John Muir once said, “nothing dollarable is safe”. He said this during the time that he voraciously debated with Gifford Pinchot on the how we as a society should view the natural world. While Pinchot focused on the sustainable use of natural resources for the next generation to use, Muir argued for a complete lack … Continue reading
Author Archives: eamber1
Wildlife biology: The computing skills that you need to know
This post is a sort of follow-up to an earlier post, “Getting Started with Bioinformatics”. Two years ago, if I were to read that post, I would’ve thought that while bioinformatics if obviously powerful, it is not that relevant to me as someone more inclined in “classic field-based wildlife biology”. In such a profession, I … Continue reading
Mystery of the “Deep-Sea Purple Sock”
In 1915 a strange new sea creature was discovered that resembled a “purple sock”. This creature was eventually named as Xenoturbella bocki in 1949, but no one really had any idea what this weird creature was (Westblad, 1949). Unable to clearly establish more information about the creature’s fit in the evolutionary tree or even its … Continue reading
The Rise of Marine Parks: Will it be Enough?
If you have been following this blog, you have become familiar with a myriad of issues facing our oceans today: acidification, global warming, over fishing, ect. Yet, what is actually being done about it? While most of the environmental headlines have focused on the Paris talks, only recently has news coverage begun to highlight the … Continue reading
The Marine Venomous Animal Top 10
Venoms are complex chemical cocktails designed to be actively injected into another organism and wreak cellular havoc (not to be confused with poisons, which need to be ingested). Venoms have a rich evolutionary history, with each independently evolved lineage accumulating new duplicate genes that can then mutate and alter existing proteins to produce an extraordinarily … Continue reading
Overfishing: How YOU Can Help!
If you’re reading this blog, you have probably heard of the issue of overfishing. In sum, our appetite for seafood has grown larger than what the ocean can supply, and this ravenous demand has resulted in plummeting fish stocks. In fact, it has been estimated that we have reduced the populations of large ocean fish … Continue reading
Deep Sea Mining: A conservation nightmare?

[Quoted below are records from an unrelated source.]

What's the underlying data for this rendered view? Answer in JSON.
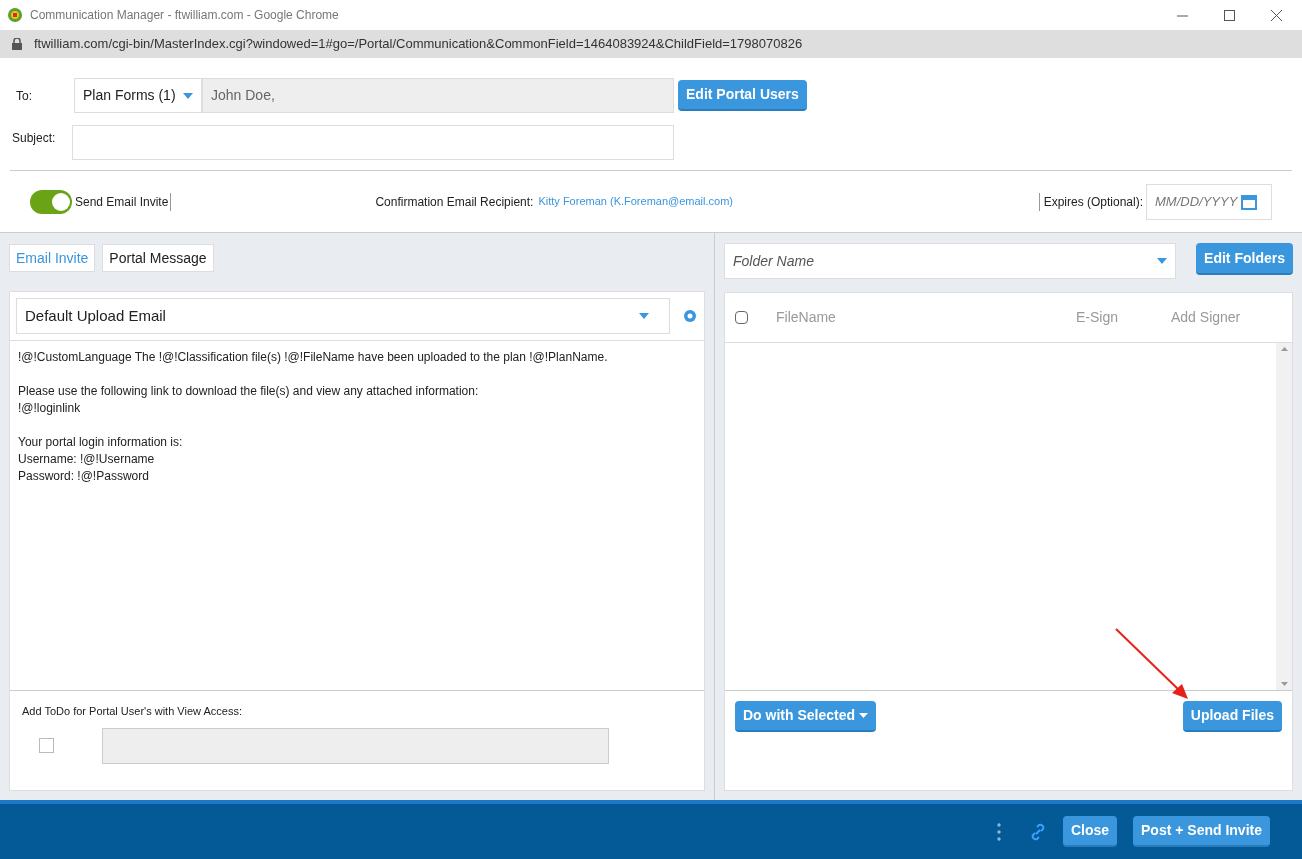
{
  "window": {
    "title": "Communication Manager - ftwilliam.com - Google Chrome"
  },
  "address_bar": {
    "url": "ftwilliam.com/cgi-bin/MasterIndex.cgi?windowed=1#go=/Portal/Communication&CommonField=1464083924&ChildField=1798070826"
  },
  "to": {
    "label": "To:",
    "group": "Plan Forms (1)",
    "recipients": "John Doe,",
    "button": "Edit Portal Users"
  },
  "subject": {
    "label": "Subject:"
  },
  "invite": {
    "label": "Send Email Invite",
    "on": true
  },
  "confirmation": {
    "label": "Confirmation Email Recipient:",
    "recipient": "Kitty Foreman (K.Foreman@email.com)"
  },
  "expires": {
    "label": "Expires (Optional):",
    "placeholder": "MM/DD/YYYY"
  },
  "tabs": [
    {
      "label": "Email Invite",
      "selected": true
    },
    {
      "label": "Portal Message",
      "selected": false
    }
  ],
  "template": {
    "value": "Default Upload Email"
  },
  "message_paragraphs": [
    [
      "!@!CustomLanguage The !@!Classification file(s) !@!FileName have been uploaded to the plan !@!PlanName."
    ],
    [
      "Please use the following link to download the file(s) and view any attached information:",
      "!@!loginlink"
    ],
    [
      "Your portal login information is:",
      "Username: !@!Username",
      "Password: !@!Password"
    ]
  ],
  "todo": {
    "label": "Add ToDo for Portal User's with View Access:",
    "checked": false
  },
  "folder": {
    "placeholder": "Folder Name",
    "button": "Edit Folders"
  },
  "files": {
    "columns": [
      "FileName",
      "E-Sign",
      "Add Signer"
    ],
    "all_checked": false
  },
  "file_actions": {
    "bulk": "Do with Selected",
    "upload": "Upload Files"
  },
  "footer": {
    "buttons": [
      "Close",
      "Post + Send Invite"
    ]
  }
}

In economics, nothing is more alluring than being on the right side of the law of supply and demand. Today, owning copper, along with some other metals commonly used in electronic devices, is certainly being on the right side. Thus, any prospect of acquiring copper has the industrial sector simply drooling. And so, back in … Continue reading